Thousands of ice balls formed and washed along the shore of Lake Michigan on Friday.
© Holland State Park/Michigan Department of Natural Resources
Thousands of ice balls formed and washed along the shore of Lake Michigan on Friday.
Goodness gracious, great balls of ice!

A bitter blast of Arctic air that brought dangerous wind chills across the Midwest last week also helped create the conditions for a rare phenomenon known as "ice balls" on a Lake Michigan beach.

The National Weather Service in Grand Rapids said Friday that it "took a while" but the conditions needed to form the balls finally got just right.

"These can usually be seen as early as late December and early January when temperatures fall into the teens and single digits," the Weather Service said.

Officials from the Michigan Department of Natural Resources shared photos of ice balls washing up on a beach at Holland State Park, about 30 miles west of Grand Rapids.

"It's cold as balls out here!" park staff posted on Facebook. "Seriously, if you're coming out to see the ice balls, please dress warm and be careful of snow covered debris."

The frigid attraction varied in size from softballs to yoga balls, DNR supervisor Sean Mulligan told the Detroit Free Press.

The ice balls spotted Friday along Lake Michigan varied in size.
© Holland State Park/Michigan Department of Natural Resources
The ice balls spotted Friday along Lake Michigan varied in size.
"We went down to the beach to check on things and we saw these large ice balls," he told the paper. "I had heard of them before, but I hadn't ever seen them."

Mulligan estimated Friday that thousands of the balls had rolled up on the lakeshore.

According to the Weather Service, ice balls form when temperatures are just below freezing along shallow beaches. A layer of floating slush is sculpted by waves into spheres.

"These balls of ice then wash up on the beach by the thousands and freeze solid," the Weather Service said.

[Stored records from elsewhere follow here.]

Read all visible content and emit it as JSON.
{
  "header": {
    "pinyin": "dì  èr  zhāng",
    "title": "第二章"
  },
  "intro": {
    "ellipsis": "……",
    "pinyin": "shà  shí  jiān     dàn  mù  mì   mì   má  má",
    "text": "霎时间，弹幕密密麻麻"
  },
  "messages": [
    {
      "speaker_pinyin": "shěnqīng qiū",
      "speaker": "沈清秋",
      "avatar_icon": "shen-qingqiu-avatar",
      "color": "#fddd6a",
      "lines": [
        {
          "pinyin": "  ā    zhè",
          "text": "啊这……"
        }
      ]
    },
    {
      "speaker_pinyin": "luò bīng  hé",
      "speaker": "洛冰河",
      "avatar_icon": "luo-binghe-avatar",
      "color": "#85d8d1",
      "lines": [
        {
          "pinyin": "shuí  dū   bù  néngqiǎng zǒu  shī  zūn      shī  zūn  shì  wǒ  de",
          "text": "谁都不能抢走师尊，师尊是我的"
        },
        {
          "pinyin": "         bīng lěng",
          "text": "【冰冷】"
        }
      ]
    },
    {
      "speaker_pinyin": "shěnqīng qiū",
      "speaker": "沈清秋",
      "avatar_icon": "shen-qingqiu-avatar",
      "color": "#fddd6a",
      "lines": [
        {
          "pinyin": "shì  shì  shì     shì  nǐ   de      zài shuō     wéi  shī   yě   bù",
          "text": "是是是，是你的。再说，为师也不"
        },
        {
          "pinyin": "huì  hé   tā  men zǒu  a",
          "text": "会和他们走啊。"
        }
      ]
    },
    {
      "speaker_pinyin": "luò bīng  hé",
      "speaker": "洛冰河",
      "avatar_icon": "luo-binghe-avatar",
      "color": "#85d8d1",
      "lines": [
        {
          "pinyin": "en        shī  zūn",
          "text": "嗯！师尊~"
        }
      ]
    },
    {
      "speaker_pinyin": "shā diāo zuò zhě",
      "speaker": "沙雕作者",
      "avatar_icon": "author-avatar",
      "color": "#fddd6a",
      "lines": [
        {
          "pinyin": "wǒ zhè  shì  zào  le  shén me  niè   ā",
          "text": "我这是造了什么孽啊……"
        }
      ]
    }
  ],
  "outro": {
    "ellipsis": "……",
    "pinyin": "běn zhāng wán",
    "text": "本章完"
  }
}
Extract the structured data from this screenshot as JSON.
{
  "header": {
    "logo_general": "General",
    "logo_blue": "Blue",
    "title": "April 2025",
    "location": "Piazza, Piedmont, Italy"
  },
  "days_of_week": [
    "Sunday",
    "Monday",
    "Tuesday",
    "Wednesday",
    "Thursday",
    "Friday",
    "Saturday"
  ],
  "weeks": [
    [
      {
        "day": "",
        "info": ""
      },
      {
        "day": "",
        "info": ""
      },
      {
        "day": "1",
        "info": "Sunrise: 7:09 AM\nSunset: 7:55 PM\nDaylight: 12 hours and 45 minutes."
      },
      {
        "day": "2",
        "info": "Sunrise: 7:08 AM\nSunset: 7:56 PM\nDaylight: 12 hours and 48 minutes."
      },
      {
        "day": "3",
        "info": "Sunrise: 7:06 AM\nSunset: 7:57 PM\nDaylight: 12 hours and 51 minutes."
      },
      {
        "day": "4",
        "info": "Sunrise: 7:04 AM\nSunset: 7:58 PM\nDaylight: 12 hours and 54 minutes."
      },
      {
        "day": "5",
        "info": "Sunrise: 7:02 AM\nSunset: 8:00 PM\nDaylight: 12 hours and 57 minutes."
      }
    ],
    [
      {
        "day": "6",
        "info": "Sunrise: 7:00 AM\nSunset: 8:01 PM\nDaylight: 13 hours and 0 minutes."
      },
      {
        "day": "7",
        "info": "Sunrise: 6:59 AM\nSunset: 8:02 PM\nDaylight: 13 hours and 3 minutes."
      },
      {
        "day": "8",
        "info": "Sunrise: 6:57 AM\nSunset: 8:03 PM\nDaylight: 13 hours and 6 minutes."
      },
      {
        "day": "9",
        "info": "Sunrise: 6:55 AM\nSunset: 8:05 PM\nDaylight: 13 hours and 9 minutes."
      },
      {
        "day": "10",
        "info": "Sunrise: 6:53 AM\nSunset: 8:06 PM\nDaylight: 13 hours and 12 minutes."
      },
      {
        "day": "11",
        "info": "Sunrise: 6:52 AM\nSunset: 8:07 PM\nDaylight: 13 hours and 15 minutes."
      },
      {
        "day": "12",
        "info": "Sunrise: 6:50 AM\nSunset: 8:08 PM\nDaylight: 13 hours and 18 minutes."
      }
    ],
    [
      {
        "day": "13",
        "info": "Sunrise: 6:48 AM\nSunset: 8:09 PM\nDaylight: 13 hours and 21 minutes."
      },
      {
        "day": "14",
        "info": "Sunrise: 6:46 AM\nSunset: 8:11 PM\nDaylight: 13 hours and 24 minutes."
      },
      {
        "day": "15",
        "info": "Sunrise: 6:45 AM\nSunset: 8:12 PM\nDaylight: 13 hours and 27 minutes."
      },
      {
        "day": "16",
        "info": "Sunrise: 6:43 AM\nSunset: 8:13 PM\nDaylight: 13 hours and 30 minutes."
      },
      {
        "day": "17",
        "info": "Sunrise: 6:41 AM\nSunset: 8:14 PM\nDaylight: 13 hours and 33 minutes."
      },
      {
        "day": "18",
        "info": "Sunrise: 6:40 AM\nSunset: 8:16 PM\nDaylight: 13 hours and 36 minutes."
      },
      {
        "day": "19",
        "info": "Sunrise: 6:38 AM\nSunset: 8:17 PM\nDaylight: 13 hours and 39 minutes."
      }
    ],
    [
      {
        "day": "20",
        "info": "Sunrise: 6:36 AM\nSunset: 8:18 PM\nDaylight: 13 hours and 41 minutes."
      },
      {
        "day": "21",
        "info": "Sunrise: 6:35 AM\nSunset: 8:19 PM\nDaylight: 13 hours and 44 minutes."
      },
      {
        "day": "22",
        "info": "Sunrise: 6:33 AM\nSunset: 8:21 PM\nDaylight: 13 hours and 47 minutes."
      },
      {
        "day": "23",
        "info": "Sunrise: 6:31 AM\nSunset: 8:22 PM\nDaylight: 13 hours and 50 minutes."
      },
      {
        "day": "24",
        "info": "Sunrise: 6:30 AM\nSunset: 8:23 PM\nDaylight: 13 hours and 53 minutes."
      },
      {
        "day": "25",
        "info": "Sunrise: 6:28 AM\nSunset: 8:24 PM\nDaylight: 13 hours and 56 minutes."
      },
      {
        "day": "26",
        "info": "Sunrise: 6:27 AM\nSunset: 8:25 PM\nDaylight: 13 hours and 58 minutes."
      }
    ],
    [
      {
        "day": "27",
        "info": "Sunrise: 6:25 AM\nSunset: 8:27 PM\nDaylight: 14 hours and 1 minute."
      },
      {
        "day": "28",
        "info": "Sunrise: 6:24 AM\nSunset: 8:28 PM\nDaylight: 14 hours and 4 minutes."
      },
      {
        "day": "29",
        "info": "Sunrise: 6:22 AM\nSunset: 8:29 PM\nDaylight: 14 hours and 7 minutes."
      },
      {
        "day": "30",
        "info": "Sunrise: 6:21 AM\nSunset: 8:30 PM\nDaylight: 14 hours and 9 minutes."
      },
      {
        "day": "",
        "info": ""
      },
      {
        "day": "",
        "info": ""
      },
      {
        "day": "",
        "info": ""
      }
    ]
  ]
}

According to the National Severe Storms Laboratory, the "lake effect" phenomenon can happen when cold air moves over a lake's warmer water and heavy snow falls on the shore.

"As a cold, dry air mass moves over the Great Lakes region the air picks up lots of moisture from the Great Lakes," according to the NSSL. "This air, now full of water, dumps the water as snow in areas generally to the south and east of the lakes."

Between late fall and into winter, lake effect snow occurs in the Great Lakes region when frigid air, often from Canada, moves in.

The dangerously cold air mass that caused the ice balls to form Friday was expected to give way to more moderate temperatures over the weekend in the Midwest. The cold blast caused schools to be closed and had a deadly impact on the region.

The Milwaukee County medical examiner's office was investigating the death of a 73-year-old woman who was found in her unheated Milwaukee home.

The woman's body temperature had dropped to less than 40 degrees. The electricity was working, but the heat was either turned off or malfunctioning, according to the medical examiner's office. An autopsy was scheduled for Monday.

In Omaha, Nebraska, the death of an 80-year-old man was being investigated as possibly related to the cold. Police found Robert Freymuller's body on Thursday near the assisted-living center where he lived. Police said he was not dressed appropriately for temperatures that plunged to minus-26 degrees with the wind chill.

The Associated Press contributed to this report.